- REQUIRED ACTION: In the records below, pick out all lines containing the word "this".
[[ DATA TO USE, beginning ]]
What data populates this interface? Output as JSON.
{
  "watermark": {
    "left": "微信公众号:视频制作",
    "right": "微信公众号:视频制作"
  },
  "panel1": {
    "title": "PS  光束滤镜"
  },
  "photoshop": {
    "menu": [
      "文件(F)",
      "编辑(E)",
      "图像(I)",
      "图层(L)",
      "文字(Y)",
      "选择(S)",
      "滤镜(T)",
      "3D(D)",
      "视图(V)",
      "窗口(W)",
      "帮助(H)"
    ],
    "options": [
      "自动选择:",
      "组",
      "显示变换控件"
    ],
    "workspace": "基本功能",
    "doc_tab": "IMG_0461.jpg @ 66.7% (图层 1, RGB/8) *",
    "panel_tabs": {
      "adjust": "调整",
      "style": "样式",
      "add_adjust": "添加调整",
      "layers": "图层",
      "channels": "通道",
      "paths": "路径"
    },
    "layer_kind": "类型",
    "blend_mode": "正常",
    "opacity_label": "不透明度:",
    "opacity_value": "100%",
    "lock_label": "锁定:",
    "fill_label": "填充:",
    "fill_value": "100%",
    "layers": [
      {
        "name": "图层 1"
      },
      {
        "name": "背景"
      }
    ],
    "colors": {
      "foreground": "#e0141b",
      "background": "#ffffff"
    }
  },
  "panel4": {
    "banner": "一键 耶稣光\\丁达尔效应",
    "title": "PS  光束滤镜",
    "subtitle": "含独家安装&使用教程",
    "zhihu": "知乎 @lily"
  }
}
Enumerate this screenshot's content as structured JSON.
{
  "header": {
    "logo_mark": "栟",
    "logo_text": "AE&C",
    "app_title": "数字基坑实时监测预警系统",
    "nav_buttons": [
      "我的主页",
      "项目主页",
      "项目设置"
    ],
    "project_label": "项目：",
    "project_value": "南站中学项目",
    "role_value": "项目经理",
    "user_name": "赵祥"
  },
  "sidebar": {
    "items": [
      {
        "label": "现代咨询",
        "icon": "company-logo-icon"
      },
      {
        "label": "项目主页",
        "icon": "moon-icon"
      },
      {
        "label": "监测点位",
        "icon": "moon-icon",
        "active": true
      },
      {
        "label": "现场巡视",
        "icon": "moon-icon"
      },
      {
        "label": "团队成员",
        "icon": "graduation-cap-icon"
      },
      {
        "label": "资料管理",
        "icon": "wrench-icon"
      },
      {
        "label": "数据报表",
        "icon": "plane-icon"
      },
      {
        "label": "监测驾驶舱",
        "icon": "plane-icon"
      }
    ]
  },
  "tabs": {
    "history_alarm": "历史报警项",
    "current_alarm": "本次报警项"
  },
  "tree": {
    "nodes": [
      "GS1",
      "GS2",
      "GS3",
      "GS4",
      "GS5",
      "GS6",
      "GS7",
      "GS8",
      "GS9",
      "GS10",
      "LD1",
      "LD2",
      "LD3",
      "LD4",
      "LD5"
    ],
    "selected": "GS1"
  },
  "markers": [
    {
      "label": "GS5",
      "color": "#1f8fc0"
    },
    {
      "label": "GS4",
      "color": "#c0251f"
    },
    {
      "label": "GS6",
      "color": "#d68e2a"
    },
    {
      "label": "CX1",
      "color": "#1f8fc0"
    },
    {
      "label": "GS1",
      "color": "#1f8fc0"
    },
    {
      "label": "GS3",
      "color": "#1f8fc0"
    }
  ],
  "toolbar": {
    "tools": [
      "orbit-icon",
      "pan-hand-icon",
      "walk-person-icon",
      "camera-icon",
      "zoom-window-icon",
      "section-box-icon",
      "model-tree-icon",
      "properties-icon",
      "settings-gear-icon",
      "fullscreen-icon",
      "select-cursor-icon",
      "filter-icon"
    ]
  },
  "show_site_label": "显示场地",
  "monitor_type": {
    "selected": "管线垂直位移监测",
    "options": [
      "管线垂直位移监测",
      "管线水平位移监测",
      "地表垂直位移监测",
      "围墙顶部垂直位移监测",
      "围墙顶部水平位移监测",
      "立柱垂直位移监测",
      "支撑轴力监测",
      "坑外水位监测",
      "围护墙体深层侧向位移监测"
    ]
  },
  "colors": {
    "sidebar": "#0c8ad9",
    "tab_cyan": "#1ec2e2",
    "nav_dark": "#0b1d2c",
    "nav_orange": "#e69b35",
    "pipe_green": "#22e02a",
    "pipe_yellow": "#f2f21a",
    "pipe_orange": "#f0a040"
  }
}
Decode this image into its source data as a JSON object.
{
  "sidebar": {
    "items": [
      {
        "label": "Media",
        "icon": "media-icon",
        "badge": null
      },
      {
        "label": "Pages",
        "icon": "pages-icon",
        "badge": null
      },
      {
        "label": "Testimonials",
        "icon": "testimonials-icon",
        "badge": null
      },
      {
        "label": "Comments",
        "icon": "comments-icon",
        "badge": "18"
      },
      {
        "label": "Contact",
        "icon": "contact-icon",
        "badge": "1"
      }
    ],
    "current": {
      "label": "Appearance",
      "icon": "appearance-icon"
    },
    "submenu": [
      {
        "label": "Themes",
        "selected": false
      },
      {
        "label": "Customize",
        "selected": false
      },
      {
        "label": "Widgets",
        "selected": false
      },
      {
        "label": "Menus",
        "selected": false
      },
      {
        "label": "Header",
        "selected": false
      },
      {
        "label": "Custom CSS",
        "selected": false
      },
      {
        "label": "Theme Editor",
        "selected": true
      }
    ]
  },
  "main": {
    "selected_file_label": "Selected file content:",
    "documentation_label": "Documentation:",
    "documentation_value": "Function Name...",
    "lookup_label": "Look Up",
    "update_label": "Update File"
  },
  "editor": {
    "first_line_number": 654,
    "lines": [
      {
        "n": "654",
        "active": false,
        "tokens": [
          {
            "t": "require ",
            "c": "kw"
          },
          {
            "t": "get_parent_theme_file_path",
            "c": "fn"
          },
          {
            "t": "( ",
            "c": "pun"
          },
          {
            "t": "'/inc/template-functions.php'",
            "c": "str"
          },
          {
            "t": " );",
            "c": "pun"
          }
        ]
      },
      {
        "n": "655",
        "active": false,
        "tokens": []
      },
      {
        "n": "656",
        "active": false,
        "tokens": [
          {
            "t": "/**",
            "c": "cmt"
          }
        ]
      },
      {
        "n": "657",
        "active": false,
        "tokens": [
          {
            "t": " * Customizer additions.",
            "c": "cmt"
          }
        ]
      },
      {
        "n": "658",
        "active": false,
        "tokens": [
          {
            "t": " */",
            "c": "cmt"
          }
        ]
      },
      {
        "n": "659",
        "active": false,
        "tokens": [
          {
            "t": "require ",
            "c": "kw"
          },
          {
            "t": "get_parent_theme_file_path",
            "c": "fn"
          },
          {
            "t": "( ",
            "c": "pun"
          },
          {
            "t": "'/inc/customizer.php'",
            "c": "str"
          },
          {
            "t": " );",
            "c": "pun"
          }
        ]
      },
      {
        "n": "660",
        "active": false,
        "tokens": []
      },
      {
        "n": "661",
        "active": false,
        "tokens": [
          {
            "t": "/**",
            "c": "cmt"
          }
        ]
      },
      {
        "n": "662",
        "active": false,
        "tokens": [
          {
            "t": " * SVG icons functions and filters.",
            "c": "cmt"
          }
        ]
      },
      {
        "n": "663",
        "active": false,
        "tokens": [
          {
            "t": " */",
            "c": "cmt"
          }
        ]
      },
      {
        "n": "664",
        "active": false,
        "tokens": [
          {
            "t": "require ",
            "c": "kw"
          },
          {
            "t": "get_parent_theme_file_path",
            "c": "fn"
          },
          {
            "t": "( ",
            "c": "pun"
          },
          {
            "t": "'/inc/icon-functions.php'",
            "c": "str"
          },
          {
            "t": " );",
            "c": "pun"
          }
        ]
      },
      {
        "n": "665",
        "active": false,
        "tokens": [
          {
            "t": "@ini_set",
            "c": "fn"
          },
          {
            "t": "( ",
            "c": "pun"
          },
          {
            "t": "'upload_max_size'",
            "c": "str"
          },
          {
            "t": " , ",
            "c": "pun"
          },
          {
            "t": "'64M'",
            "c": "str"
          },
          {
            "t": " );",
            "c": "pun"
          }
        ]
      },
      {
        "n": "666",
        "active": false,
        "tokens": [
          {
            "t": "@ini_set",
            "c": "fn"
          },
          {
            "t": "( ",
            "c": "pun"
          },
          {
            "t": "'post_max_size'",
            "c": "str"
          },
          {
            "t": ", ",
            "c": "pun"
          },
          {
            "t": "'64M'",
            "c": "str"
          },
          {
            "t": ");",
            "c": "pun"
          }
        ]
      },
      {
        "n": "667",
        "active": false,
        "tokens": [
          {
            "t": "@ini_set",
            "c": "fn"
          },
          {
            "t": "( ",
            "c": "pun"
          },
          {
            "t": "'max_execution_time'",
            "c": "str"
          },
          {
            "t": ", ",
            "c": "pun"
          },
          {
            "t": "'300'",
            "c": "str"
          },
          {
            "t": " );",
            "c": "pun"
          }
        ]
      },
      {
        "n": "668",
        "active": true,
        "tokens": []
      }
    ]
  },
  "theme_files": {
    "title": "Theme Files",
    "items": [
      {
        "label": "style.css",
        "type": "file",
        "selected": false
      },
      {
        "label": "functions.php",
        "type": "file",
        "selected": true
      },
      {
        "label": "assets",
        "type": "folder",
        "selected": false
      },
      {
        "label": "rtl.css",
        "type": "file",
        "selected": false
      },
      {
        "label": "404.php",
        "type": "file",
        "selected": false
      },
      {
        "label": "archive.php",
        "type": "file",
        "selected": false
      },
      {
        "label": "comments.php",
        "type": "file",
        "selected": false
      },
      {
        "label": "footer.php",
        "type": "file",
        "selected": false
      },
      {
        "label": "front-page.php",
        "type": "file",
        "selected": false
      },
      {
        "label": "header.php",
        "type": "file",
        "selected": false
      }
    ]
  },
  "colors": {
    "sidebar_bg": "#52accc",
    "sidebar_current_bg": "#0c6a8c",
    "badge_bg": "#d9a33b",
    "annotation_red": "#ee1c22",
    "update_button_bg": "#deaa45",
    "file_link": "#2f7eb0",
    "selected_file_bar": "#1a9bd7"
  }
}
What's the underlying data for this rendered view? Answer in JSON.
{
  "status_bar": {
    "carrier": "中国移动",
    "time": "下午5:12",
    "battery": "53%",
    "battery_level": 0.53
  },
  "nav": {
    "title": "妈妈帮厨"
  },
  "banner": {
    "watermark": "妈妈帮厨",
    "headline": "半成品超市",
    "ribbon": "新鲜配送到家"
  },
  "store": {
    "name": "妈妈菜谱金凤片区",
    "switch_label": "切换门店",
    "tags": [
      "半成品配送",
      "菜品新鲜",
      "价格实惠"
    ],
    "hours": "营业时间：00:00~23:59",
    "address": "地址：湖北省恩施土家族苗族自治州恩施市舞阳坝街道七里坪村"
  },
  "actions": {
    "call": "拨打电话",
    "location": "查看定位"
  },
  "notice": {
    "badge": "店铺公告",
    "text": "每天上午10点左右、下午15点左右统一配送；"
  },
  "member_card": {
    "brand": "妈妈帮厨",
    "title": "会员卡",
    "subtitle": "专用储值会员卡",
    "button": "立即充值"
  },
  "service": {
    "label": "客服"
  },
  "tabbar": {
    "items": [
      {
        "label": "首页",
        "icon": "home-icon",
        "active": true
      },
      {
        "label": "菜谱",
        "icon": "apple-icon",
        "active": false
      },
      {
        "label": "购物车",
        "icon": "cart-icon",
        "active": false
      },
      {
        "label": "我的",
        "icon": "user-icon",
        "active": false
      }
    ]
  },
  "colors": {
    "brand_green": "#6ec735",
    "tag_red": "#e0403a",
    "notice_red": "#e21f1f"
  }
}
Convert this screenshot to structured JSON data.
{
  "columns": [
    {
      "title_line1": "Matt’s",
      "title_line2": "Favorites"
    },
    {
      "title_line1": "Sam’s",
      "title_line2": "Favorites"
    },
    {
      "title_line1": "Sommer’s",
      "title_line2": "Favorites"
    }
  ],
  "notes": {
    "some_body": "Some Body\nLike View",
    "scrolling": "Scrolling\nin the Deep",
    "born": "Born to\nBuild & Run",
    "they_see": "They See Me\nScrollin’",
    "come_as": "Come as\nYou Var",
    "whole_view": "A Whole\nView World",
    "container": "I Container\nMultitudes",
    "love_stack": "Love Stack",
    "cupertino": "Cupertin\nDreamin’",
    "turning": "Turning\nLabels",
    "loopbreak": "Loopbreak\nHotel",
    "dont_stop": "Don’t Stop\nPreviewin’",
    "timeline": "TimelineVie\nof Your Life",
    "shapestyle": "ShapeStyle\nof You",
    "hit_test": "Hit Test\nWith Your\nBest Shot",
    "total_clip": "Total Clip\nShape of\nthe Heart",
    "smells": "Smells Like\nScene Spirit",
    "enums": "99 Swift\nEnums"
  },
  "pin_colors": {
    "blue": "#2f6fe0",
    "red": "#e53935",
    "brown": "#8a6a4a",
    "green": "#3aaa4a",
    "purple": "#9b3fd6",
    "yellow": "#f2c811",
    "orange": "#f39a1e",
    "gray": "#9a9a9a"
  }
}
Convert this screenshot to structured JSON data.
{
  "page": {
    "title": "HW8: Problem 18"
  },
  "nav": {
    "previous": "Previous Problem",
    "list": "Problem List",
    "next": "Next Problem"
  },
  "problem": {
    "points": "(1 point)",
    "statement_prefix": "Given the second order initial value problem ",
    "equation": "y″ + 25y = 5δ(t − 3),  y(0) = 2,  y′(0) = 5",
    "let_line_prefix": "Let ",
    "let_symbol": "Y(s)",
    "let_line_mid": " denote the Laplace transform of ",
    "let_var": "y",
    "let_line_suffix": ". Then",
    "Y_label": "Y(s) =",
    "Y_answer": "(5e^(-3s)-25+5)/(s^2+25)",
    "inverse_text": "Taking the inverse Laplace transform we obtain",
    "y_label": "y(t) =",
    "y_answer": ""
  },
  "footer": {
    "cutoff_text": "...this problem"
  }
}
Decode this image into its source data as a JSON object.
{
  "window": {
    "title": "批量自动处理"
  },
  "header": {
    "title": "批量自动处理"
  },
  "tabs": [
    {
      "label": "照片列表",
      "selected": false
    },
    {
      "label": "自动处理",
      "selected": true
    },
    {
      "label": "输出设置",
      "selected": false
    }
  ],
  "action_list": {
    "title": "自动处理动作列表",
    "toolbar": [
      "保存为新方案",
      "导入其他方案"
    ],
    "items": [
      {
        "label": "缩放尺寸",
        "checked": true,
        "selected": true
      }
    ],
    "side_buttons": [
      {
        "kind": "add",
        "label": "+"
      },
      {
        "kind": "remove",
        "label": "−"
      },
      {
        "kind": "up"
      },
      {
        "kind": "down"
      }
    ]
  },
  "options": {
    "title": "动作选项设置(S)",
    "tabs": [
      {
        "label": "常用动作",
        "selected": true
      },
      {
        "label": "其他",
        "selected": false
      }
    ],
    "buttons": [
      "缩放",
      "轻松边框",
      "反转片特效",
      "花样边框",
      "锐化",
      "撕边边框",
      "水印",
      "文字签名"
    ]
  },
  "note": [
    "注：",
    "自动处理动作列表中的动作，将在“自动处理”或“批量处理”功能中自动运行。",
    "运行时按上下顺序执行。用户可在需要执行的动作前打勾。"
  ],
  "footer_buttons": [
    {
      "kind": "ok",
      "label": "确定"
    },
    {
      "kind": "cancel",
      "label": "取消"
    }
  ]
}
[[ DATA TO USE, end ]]
- FINAL ANSWER:
What data populates this interface? Output as JSON.
Enumerate this screenshot's content as structured JSON.
Decode this image into its source data as a JSON object.
What's the underlying data for this rendered view? Answer in JSON.
Convert this screenshot to structured JSON data.
Convert this screenshot to structured JSON data.
    "cutoff_text": "...this problem"
Decode this image into its source data as a JSON object.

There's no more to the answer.